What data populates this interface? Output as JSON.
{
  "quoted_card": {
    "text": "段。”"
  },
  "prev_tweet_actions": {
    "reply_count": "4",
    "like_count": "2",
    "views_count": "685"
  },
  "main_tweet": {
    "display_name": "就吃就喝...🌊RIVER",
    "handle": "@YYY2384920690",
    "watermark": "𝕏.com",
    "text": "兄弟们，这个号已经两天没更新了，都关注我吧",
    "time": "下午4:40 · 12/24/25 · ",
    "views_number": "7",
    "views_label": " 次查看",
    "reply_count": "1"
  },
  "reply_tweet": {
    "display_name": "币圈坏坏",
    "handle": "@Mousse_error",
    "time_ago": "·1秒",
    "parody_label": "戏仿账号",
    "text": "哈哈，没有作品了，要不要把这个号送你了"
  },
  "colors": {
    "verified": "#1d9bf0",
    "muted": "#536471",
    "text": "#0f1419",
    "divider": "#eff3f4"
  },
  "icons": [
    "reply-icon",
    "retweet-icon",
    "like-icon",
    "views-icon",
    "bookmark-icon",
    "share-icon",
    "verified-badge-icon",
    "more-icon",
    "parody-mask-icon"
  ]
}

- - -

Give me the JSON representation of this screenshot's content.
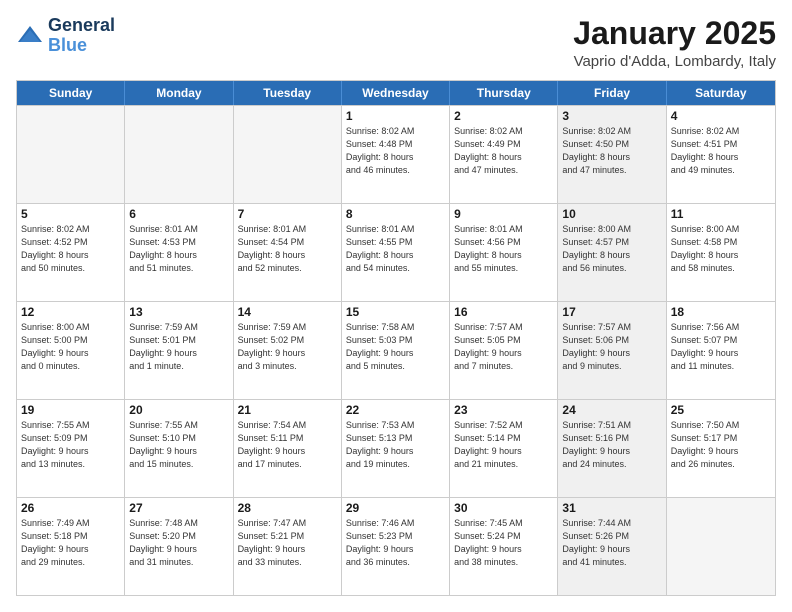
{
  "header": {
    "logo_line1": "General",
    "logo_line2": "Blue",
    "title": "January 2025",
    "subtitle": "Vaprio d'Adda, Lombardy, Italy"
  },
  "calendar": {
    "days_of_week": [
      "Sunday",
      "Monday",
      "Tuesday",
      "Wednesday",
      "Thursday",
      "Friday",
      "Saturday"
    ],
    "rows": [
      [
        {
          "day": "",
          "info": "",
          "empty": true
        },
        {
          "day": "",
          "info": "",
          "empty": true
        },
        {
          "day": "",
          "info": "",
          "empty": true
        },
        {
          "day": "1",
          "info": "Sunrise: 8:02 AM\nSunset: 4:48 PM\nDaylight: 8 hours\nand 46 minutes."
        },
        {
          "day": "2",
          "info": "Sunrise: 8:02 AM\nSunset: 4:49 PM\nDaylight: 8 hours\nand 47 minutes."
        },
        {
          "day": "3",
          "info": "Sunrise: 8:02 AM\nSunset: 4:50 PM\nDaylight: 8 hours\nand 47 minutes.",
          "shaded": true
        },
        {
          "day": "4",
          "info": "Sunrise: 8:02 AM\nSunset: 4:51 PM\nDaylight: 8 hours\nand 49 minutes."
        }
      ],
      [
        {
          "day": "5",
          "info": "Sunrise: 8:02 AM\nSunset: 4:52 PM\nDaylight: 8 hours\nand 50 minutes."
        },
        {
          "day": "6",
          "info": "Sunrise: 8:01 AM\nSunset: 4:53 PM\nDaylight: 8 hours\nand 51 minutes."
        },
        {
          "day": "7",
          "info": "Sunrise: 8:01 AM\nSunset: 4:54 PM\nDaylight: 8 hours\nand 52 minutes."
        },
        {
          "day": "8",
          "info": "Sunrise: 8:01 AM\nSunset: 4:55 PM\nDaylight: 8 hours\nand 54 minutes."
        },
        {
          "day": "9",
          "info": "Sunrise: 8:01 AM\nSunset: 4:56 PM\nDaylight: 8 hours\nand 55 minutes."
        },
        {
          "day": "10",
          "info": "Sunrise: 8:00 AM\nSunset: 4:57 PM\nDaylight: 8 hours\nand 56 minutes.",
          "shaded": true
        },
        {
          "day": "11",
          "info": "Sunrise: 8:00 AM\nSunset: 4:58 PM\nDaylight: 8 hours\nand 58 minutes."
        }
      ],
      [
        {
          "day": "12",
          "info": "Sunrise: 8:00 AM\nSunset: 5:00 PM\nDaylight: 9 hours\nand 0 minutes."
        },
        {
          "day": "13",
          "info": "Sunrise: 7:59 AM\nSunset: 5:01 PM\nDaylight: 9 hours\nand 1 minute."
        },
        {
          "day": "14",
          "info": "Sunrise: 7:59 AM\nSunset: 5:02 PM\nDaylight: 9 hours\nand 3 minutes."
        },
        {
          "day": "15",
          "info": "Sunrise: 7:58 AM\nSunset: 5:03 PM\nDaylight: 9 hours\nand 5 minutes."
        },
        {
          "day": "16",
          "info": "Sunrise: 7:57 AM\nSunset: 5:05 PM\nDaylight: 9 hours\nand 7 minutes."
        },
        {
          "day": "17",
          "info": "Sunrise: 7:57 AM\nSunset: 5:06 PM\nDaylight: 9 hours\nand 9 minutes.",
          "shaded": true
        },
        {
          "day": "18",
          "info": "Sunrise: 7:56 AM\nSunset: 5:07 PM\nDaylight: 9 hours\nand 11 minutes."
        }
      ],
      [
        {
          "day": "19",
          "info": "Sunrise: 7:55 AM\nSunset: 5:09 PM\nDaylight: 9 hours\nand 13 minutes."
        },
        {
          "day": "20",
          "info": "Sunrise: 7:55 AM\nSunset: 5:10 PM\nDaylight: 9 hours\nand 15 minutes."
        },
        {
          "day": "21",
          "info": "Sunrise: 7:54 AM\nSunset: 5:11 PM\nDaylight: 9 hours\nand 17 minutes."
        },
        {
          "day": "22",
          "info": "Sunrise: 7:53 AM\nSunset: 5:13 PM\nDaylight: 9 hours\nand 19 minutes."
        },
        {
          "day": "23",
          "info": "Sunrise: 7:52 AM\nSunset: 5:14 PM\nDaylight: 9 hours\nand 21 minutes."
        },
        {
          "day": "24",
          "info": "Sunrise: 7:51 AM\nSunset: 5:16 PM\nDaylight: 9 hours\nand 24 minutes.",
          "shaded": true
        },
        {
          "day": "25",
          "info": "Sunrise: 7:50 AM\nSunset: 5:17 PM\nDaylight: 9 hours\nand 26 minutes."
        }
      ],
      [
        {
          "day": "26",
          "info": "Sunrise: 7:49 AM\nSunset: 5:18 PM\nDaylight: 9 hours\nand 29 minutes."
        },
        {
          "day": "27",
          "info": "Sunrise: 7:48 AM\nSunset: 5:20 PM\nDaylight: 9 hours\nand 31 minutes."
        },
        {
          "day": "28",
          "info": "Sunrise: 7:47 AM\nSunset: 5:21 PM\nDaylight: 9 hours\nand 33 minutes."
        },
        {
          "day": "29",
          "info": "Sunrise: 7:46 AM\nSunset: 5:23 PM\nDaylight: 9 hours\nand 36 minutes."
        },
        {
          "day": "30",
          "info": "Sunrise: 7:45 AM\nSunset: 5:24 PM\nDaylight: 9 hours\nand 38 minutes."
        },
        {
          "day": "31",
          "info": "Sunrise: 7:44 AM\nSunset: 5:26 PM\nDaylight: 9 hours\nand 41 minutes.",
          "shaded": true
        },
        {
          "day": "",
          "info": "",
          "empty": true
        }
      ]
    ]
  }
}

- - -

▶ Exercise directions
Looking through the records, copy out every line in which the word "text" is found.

▶ Reply to the task
    "text": "段。”"
    "text": "兄弟们，这个号已经两天没更新了，都关注我吧",
    "text": "哈哈，没有作品了，要不要把这个号送你了"
    "text": "#0f1419",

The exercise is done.